Nestled among mighty mountains in the captivating Uco Valley, the Zuccardi family’s newest wine production center could easily be mistaken for the set of a space warrior movie or a new-age place of worship.
Instead, it’s a temple dedicated to the rituals of making and drinking wine—created by a group of devout believers as a majestic tribute to nature.
“We proposed a bodega that would be integrated into its environment,” explained José Alberto Zuccardi, who runs his family business.
We were interested in materials from the place itself—sand, concrete, stone—and the building lies in a spot where it almost becomes part of the mountain.
Angular outer walls aim to mimic the surrounding peaks in form and color: They’re cast from gray concrete with a layer of round stones carefully embedded in the mix as a decorative flourish.
A jagged path leads visitors past lush green fields, through an entrance emblazoned with sculpted metal vines, into a welcoming lobby. A hidden door in one section of the whitewashed, wood-paneled wall swings open—inviting curious explorers to discover the wine production area. Architect Fernando Raganato told ArchiExpo e-Magazine:
I designed a route for the public so they can understand the full process.
His open walkway gives a clear view of towering egg-shaped concrete vats, where grape juice is taken to ferment. He explained:
That workspace is the heart of the building. We had to make sure it’s compact, so people can easily move around and bring in the product.
The walkway carries on through a glass corridor which guides visitors out of the production area, down to the next section: An underground cave where barrels of wine are left to age.
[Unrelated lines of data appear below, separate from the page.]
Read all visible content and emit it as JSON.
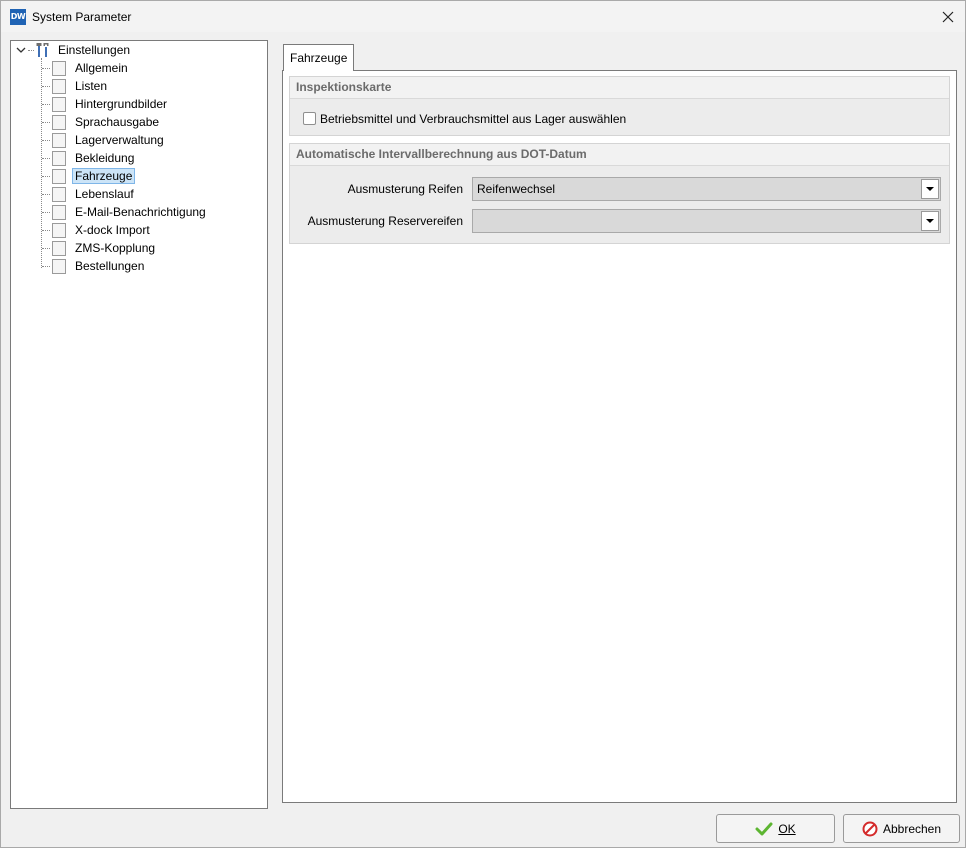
{
  "window": {
    "title": "System Parameter",
    "app_icon_text": "DW"
  },
  "tree": {
    "root": {
      "label": "Einstellungen",
      "icon": "tools-icon",
      "expanded": true
    },
    "items": [
      {
        "label": "Allgemein"
      },
      {
        "label": "Listen"
      },
      {
        "label": "Hintergrundbilder"
      },
      {
        "label": "Sprachausgabe"
      },
      {
        "label": "Lagerverwaltung"
      },
      {
        "label": "Bekleidung"
      },
      {
        "label": "Fahrzeuge",
        "selected": true
      },
      {
        "label": "Lebenslauf"
      },
      {
        "label": "E-Mail-Benachrichtigung"
      },
      {
        "label": "X-dock Import"
      },
      {
        "label": "ZMS-Kopplung"
      },
      {
        "label": "Bestellungen"
      }
    ]
  },
  "tab": {
    "label": "Fahrzeuge"
  },
  "inspektion": {
    "header": "Inspektionskarte",
    "checkbox_label": "Betriebsmittel und Verbrauchsmittel aus Lager auswählen",
    "checked": false
  },
  "intervall": {
    "header": "Automatische Intervallberechnung aus DOT-Datum",
    "reifen_label": "Ausmusterung Reifen",
    "reifen_value": "Reifenwechsel",
    "reserve_label": "Ausmusterung Reservereifen",
    "reserve_value": ""
  },
  "buttons": {
    "ok_label": "OK",
    "cancel_label": "Abbrechen"
  },
  "colors": {
    "selection": "#cce4f7",
    "ok_icon": "#5cb531",
    "cancel_icon": "#d42a2a"
  }
}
Its arched structure was cast using wooden molds and concrete, which helps maintain an optimum cool temperature.
An intimate tasting room with dark wooden furnishing sits behind a glass partition near the storage area. But the main drinking chamber lies under the reflective dome of a central tower, which rises above the other wings of the winery and provides a pleasing contrast to its stark brutalist lines.
Inside, a round table follows the curves of the cupola, circled around a glass portal in the floor which looks down into a dimly lit storage room directly below. It feels like a sacred shrine: Hundreds of bottles are clustered in racks facing a huge rock, known as “the infinite stone,” which was saved from the site before construction began. Raganato concluded:
The concept of the cupola is universality and unity. It’s the final point, for both the people and the wine – so you can open a bottle and taste it there.